Mexico already exceeds the United States in this indicator, due to the fact that one in three Mexicans is overweight due to poor nutrition, thereby generating an increase in cardiovascular diseases and diabetes, among others.
Both health advocates, as well as the policy and campaigns of the Federal Government of Mexico to counteract obesity, overweight and other multifactorial public health problems, have been encouraging people in recent years to reduce the consumption of certain types of beverages, including carbonated and non-carbonated beverages, sweetened with sugar and/or high fructose corn syrup.
At the local level, in August 2020, the government of the state of Oaxaca reformed the Law on the Rights of Children and Adolescents of the State of Oaxaca to prohibit the distribution, donation, gift, sale and supply of sugary drinks and packaged foods from high caloric content to minors, being exempt from said prohibitions the parents or guardians of said minors.

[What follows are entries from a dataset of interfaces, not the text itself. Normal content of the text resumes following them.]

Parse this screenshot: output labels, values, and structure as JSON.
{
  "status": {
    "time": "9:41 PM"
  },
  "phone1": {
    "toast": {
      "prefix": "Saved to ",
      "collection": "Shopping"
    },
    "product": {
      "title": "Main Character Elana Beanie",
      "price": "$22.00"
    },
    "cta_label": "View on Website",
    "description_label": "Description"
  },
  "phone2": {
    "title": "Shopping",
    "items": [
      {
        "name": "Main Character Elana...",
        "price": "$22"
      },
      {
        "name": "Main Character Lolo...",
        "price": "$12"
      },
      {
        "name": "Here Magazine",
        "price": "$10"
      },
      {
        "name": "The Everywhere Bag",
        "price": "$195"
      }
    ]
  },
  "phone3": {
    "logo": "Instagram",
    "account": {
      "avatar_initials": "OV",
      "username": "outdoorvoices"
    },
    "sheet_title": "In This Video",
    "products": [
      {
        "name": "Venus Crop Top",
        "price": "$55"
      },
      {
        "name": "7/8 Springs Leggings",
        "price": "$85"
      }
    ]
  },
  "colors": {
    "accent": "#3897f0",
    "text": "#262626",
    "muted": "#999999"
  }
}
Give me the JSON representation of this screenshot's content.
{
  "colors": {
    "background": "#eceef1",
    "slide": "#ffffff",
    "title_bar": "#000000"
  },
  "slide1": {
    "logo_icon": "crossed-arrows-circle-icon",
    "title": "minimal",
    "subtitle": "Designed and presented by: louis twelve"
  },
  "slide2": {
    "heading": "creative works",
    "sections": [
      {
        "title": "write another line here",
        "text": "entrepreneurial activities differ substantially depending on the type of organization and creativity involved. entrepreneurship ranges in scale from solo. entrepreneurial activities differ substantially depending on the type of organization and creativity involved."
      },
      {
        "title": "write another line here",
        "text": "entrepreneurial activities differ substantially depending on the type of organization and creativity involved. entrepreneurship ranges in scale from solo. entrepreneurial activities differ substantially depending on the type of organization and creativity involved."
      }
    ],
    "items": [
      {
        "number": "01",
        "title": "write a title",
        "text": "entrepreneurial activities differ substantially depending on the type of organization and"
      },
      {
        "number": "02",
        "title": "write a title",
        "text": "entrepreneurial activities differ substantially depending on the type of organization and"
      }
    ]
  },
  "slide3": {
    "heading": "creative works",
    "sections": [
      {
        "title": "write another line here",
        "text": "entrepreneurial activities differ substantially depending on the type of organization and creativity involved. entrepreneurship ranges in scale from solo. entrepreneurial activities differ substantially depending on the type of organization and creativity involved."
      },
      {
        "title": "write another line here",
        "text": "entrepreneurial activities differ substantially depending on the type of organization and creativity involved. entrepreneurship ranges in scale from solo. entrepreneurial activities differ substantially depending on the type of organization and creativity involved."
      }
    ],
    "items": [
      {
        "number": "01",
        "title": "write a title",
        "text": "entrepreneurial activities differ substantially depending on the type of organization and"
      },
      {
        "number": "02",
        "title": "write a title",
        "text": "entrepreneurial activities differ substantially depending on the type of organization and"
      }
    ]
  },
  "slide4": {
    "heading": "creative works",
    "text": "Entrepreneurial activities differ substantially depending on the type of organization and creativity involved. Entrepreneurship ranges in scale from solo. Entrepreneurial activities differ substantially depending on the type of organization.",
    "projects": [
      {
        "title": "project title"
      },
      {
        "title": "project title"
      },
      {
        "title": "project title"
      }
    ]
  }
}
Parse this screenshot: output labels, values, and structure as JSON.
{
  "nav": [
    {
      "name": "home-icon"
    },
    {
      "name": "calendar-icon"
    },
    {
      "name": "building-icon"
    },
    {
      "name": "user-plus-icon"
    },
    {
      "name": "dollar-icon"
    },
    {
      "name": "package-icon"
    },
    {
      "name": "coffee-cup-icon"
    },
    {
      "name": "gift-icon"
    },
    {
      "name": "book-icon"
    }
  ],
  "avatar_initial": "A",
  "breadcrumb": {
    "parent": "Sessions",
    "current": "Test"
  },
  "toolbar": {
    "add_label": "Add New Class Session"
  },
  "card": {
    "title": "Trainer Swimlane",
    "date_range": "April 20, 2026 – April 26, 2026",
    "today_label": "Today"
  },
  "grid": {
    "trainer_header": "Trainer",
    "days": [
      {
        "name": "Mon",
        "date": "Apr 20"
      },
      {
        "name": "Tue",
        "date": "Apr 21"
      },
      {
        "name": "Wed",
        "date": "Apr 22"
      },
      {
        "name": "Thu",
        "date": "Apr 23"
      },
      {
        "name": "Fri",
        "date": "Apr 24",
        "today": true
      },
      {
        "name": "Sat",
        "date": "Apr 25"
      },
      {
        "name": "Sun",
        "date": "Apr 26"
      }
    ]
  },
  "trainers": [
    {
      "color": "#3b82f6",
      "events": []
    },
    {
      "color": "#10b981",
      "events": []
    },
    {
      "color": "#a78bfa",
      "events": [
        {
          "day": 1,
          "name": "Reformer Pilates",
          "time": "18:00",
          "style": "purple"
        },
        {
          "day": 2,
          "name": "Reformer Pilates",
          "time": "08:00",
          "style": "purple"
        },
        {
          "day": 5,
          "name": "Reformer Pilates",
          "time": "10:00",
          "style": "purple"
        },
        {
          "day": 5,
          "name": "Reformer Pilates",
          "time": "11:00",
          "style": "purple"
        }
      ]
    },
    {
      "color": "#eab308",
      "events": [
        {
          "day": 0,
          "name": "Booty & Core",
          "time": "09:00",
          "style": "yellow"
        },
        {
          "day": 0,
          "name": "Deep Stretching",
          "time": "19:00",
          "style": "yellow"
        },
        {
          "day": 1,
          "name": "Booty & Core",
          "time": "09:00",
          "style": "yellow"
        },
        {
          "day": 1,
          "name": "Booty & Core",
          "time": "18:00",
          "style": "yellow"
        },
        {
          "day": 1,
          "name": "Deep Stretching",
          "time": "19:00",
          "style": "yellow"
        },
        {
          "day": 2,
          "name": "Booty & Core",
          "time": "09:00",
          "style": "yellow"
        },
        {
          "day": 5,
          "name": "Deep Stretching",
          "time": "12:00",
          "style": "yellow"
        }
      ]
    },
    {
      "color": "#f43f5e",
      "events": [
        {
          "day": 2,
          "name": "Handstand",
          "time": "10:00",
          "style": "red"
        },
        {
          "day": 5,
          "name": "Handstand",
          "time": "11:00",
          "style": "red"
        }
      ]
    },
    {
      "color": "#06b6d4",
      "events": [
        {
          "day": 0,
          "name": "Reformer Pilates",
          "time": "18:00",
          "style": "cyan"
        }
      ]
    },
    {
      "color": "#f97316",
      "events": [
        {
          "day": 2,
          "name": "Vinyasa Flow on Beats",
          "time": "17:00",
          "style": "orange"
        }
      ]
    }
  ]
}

Also, according to the Cultiba Organization, the government of the State of Tabasco reformed in August 2020 the Health Law of the State of Tabasco, the Education Law of the State of Tabasco and the Municipal Treasury Law of the State of Tabasco, to prohibit the distribution, donation, gift, sale and supply of certain products, including pre-packaged carbonated sweetened beverages to minors.
In this last regulation, the parents or guardians of said minors were exempted from these prohibitions, and in general, the sale or installation of vending machines for the sale of these products in public and private schools, public and private hospitals and health centers, in addition to impose a 25% increase in the rate of payment of rights for the advertising of these products, and prohibit the placement of advertising at a certain distance from schools, hospitals and health centers.
On the other hand, the state of Colima joins the states of Oaxaca and Tabasco, which have prohibited the sale, distribution and promotion of products and food with a high caloric content to minors, coupled with the fact that states such as Querétaro, Chihuahua , Nuevo León and Coahuila discuss initiatives in the same direction in their local Congresses.
In addition, the Secretary of Health of the federal government has asked the Congress of the Union to legislate on adequate food, in order to regulate the sale of food and beverages with a high caloric content to minors.